Empire of Exceptions: The Making of Modern Brazil
Brazil may be one of the 21st century’s emerging superpowers, but its history is a mystery to many. Gabriel Paquette tells the story of its early years as an independent state.
The Age of Revolutions largely bypassed the Portuguese empire. By 1783 Britain’s 13 North American colonies had broken definitively with the mother country; France’s wealthy, sugar-producing stronghold of Saint-Domingue (modern Haiti) descended into political turmoil in 1791; even Spanish America was engulfed by civil unrest after 1808, the year in which Napoleon’s armies flooded across the Pyrenees and occupied Spain.
The situation in the Portuguese Atlantic world was different.
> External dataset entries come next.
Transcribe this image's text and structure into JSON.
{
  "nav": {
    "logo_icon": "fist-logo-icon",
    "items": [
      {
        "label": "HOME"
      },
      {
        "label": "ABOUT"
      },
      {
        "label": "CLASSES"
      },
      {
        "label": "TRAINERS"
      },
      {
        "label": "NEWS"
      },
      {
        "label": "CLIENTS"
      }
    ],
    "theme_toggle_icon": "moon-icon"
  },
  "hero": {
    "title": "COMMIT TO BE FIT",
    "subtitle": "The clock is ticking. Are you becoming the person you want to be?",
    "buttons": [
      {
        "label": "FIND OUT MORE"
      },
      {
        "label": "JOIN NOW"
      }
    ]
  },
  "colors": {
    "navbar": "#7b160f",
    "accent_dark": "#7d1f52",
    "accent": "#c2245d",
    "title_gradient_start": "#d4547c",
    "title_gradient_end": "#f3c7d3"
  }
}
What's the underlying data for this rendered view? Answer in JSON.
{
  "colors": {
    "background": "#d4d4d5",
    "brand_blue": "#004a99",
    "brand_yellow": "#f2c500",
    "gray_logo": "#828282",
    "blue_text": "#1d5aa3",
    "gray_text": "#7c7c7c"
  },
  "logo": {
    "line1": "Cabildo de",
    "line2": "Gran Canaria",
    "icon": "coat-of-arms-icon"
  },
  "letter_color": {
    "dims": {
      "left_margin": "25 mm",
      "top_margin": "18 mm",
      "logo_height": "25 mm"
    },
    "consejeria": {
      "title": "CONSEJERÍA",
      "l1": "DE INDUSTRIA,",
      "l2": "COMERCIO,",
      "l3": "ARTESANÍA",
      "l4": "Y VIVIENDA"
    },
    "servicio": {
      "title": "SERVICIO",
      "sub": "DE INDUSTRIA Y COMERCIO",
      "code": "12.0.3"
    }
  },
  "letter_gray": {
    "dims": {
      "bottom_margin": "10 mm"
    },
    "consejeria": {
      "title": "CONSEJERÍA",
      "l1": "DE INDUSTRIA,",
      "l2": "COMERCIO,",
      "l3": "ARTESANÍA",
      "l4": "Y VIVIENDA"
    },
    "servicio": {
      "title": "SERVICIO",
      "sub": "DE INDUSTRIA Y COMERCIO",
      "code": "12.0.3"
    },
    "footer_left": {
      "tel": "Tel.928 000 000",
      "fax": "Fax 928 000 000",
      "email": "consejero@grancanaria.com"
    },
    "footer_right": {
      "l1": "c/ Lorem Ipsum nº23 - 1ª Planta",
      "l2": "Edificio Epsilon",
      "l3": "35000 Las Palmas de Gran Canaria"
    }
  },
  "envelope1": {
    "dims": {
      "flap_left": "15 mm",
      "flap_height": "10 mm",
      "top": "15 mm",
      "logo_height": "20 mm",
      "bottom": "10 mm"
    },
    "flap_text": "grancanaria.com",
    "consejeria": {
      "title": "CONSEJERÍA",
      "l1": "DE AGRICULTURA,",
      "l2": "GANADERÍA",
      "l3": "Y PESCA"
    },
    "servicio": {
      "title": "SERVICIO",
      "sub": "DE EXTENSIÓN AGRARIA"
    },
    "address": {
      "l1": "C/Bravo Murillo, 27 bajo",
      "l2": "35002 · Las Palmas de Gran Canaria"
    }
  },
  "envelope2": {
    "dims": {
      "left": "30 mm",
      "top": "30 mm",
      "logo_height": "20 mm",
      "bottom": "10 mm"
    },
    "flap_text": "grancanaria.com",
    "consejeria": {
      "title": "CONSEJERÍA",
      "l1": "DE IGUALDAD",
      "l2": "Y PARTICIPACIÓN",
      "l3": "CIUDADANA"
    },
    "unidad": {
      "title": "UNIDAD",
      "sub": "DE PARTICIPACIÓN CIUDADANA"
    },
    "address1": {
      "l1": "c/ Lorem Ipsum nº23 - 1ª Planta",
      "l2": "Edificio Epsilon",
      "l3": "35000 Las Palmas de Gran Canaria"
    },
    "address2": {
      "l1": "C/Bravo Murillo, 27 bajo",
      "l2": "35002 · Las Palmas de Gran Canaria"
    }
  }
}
Portugal’s alliance with Great Britain enabled its royal family to escape the French armies and flee to the New World aboard British ships. Portuguese America, modern Brazil, was thus spared the crisis of authority that caused the unravelling of Spain’s dominions in the New World. The future João VI (1767-1826), who ruled Portugal as prince regent in place of his mentally infirm mother, Queen Maria, was the first European monarch to set foot in the Americas, in 1808. He quickly endowed Rio de Janeiro with the institutions befitting its new status as interim capital of a global empire, setting up a parallel administration, as well as theatres, royal palaces, a botanical garden and a bevy of government buildings. The Rio of the time was dubbed a ‘Tropical Versailles’ by the early 20th-century historian Oliveira Lima.